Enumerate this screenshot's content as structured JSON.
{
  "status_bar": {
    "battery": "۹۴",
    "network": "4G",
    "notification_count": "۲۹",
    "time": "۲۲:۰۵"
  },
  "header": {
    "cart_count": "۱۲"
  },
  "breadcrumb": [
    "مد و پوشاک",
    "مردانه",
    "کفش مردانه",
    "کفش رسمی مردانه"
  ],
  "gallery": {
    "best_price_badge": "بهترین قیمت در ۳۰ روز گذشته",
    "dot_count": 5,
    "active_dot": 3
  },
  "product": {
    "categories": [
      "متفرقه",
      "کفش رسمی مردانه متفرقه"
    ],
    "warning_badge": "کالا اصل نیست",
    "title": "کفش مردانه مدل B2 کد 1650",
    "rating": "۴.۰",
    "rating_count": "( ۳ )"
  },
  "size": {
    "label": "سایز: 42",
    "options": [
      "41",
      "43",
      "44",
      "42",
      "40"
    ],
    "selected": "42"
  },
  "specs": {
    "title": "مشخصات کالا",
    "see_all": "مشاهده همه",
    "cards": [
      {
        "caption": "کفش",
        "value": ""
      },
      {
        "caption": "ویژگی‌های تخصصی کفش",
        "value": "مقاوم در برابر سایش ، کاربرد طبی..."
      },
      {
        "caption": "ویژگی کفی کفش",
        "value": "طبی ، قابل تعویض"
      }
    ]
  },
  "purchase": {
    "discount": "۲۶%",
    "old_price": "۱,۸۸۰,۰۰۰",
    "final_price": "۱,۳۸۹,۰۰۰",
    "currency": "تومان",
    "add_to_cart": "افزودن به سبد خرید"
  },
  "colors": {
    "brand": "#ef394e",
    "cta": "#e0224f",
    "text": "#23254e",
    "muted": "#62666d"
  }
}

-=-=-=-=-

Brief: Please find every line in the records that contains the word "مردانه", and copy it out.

Your solution:
    "مردانه",
    "کفش مردانه",
    "کفش رسمی مردانه"
      "کفش رسمی مردانه متفرقه"
    "title": "کفش مردانه مدل B2 کد 1650",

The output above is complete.